• Resource sharing – when the function has an inherent processing that is common to all endpoints, such as searching on a shared database. In such cases, the shared processing can be applied once and it is reusable for many or all endpoints.

• Information sharing – when the same information needs to be shared by all participants. For example, a shared whiteboard with no personal comments per participant.

Most of the capabilities formerly described do not meet these three cases. To build scalable video conferencing systems that can make these functions available for all participants, distribution of the AI capabilities downstream is required, equipping the different nodes with proper AI compute capacity. 

This will result in multiple benefits, such as:

• Latency – In virtual conferences, instantaneous results are imperative for smooth interactions, whether it’s real-time translation, content creation, or video adjustment. Leveraging generative AI on edge devices reduces latency, ensuring a fluent discussion and seamless user experience without delays.

• Expense – The cost of monthly subscriptions to cloud-based generative AI tools can be daunting for many organisations. With a multitude of tools catering to various user needs like chat, search engine, and image/video creation, costs can quickly add up to hundreds of dollars per user per month, straining budgets further. By migrating generative AI to the personal computer of the users or to the conferencing device, users become owners of the tools without the need for monthly subscriptions or long-term commitments, presenting a more financially viable solution.

• Bandwidth and Connectivity – Virtual conferences are often affected by shortage of bandwidth, especially when participants have limited internet connectivity, such as during travel or in remote locations. Edge-based generative AI can locally crop out irrelevant information, guaranteeing that only relevant and important data is transmitted and enabling uninterrupted and productive meetings. 

• Environmental Impact – The  impact of cloud-based AI processing cannot be underestimated, with significant energy consumption and pollution generated in the process. Researchers at Carnegie Mellon University and Hugging Face measured the carbon footprint of different machine learning tasks. Their findings show that AI tasks that involve the generation of new content, such as text generation, summarisation, image captioning, and image generation, stand out as the most energy intensive. The findings show that the most energy-intensive AI models such as Stability AI’s Stable Diffusion XL, produce nearly 1,600 grams of CO2 per session, which is about the same environmental impact as driving four miles in a gas-powered car. 

Edge devices offer a more sustainable option for generative AI, consuming less power, minimising cooling requirements, and reducing carbon footprint, thereby contributing to a greener and more eco-friendly approach to AI conferencing.

In the not-so-distant future, AV integrators and designers will be able to install video conferencing systems that are ready for the GenAI era, providing the benefits of GenAI alongside the performance, reliability, and security advantages of edge processing.

These videoconferencing systems of the future that process AI directly on edge devices require closed-loop systems that can handle parts of what is currently done in the cloud.

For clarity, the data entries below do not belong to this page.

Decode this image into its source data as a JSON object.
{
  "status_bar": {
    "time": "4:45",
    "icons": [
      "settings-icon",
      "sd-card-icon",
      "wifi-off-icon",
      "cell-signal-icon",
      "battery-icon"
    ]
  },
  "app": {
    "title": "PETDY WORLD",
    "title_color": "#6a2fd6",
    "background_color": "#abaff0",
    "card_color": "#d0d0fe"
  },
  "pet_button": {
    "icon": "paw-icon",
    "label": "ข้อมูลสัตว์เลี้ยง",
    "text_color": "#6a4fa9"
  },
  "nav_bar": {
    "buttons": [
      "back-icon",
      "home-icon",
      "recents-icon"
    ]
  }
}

Processing AI on devices such as laptops, conference room devices and cameras will ensure meetings run smoothly and at an affordable cost, while keeping AI-generated content like auto-summaries or dynamic presentations more secure.

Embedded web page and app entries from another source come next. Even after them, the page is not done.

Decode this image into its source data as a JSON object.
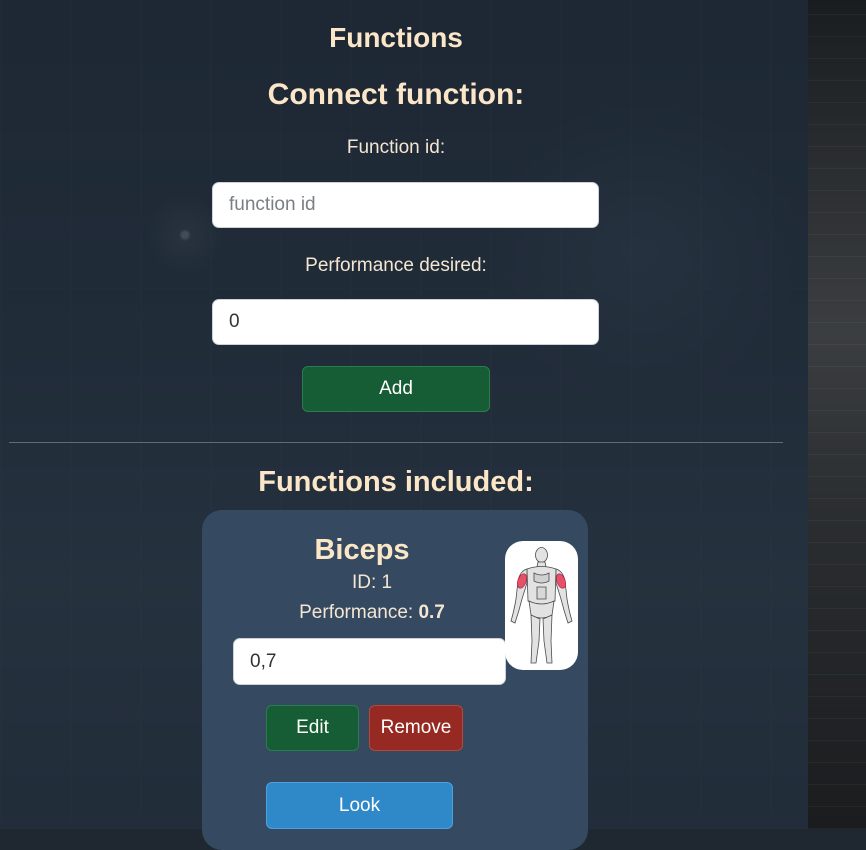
{
  "page": {
    "title": "Functions"
  },
  "connect": {
    "heading": "Connect function:",
    "function_id_label": "Function id:",
    "function_id_placeholder": "function id",
    "function_id_value": "",
    "performance_label": "Performance desired:",
    "performance_value": "0",
    "add_label": "Add"
  },
  "included": {
    "heading": "Functions included:",
    "items": [
      {
        "name": "Biceps",
        "id_text": "ID: 1",
        "performance_label": "Performance:",
        "performance_value": "0.7",
        "edit_value": "0,7",
        "edit_label": "Edit",
        "remove_label": "Remove",
        "look_label": "Look",
        "image_icon": "muscle-anatomy-icon"
      }
    ]
  },
  "colors": {
    "heading": "#fbe6c8",
    "card": "#354a60",
    "success": "#165c34",
    "danger": "#962a22",
    "info": "#2f88c8",
    "muscle_highlight": "#e8506a"
  }
}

Hailo offers AI processors that are purpose-designed to handle AI models efficiently and at an affordable price suitable to a variety of edge devices. Today, the company is working with conferencing manufacturers to integrate AI processors into their hardware and make the videoconferencing systems of the future a reality. 

Avi Baum is Chief Technology Officer and Co-Founder of Hailo, an AI-focused, Israel-based chipmaker that has developed a specialised AI processor for enabling data centre-class performance on edge devices. Baum has over 17 years of experience in system engineering, signal processing, algorithms, and telecommunications and has focused on wireless communication technologies for the past 10 years.